“The regulations are silent as to whether motor vehicles are allowed,” Buttino said. “If DEC had wanted to ban it outright, they would have done so. Instead, DEC listed what uses are commonly permitted, and then listed other uses presumed incompatible, but that does not mean an outright ban.”
The bridge, Buttino argued, could actually lessen environmental impacts by keeping people from going into the river to cross. It also provides more access to a trail system that would allow hiking, biking, cross country skiing, horse back riding and snowmobiling.
Buttino also asked Muller to strike new affidavits the environmental groups provided to the court. One document included testimony from Richard Smardon, a SUNY College of Environmental Science and Forestry professor, about the visual impact the bridge could have on the area.
Smardon does not speak favorably of the bridge in the affidavit, saying “the large size of the bridge, the non-natural construction materials to be used, and its location in a remote and naturally scenic stretch of the Cedar River which is currently free of manmade structures are, in my opinion, inconsistent with and will significantly impair the scenic and aesthetic attributes of the Cedar River.”
Buttino said the affidavit was not before the DEC when it was making a decision on a permit for the bridge. He described it as a “critique after the fact.”
Buttino also pointed out the environmental groups had sued the state regarding the entire Essex Chain Lakes Management Complex Plan and lost in Albany County Supreme Court.
The state Department of Environmental Conservations' Essex Chain Lakes Management Complex Plan.
Muller also asked both parties about another court case being heard in the New York Court of Appeals for a proposed snowmobile trail within a wild river area of the Hudson River, in the same Essex Chain Lakes area. Amato said it was a separate matter.

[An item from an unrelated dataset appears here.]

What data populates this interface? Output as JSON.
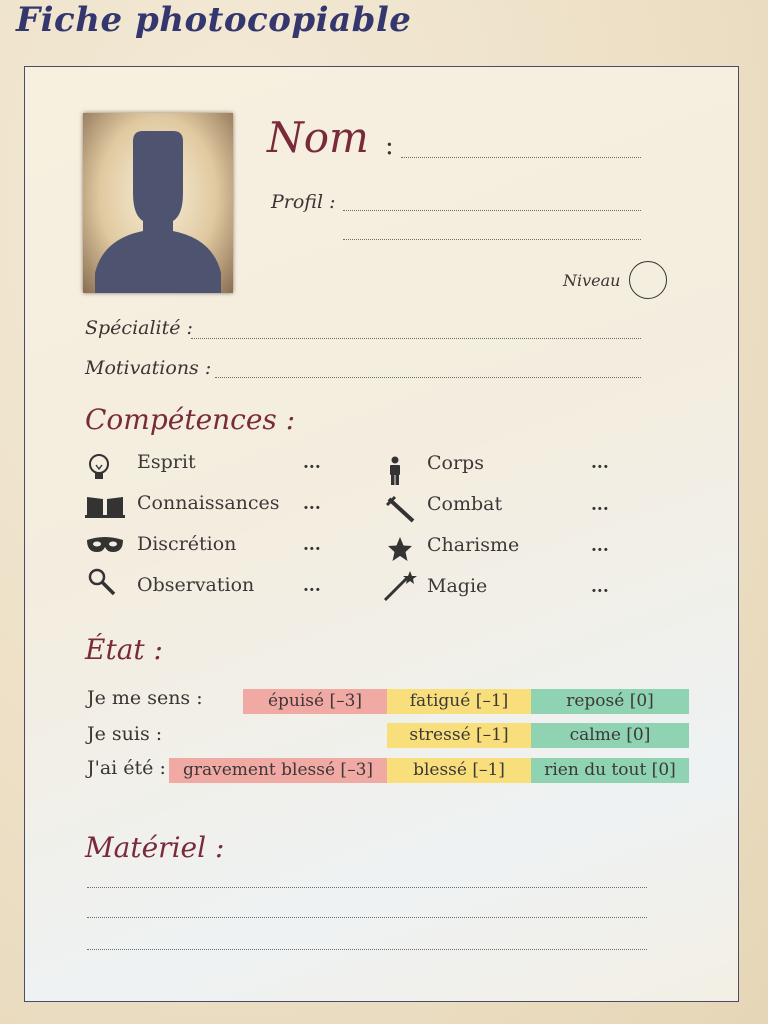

Both parties, however, said the outcome of that decision could impact Muller’s decision, but they both did not want Muller to delay a decision because the DEC has already gone out to bid for the snowmobile bridge.
Buttino said he believed DEC’s plans were to issue a bid at the end of May or in early June. If the environmental groups seek an injunction, Buttino said, it could cost the DEC hundreds of thousands of dollars and “set back a building season, which would limit public access.”
Muller did not agree with Buttino’s request to strike the affidavits from the record.
“The issues here are important and certainly complex, and again, a lot of this is first impression,” Muller said. “I’d like to have a copy of everything in front of me to consider and make sure everybody is heard.”
The judge added that he would be reserving his decision to analyze documents and consider the oral arguments, which he called “spirited and useful.”
Following the proceeding, Muller said he expected to have a decision soon.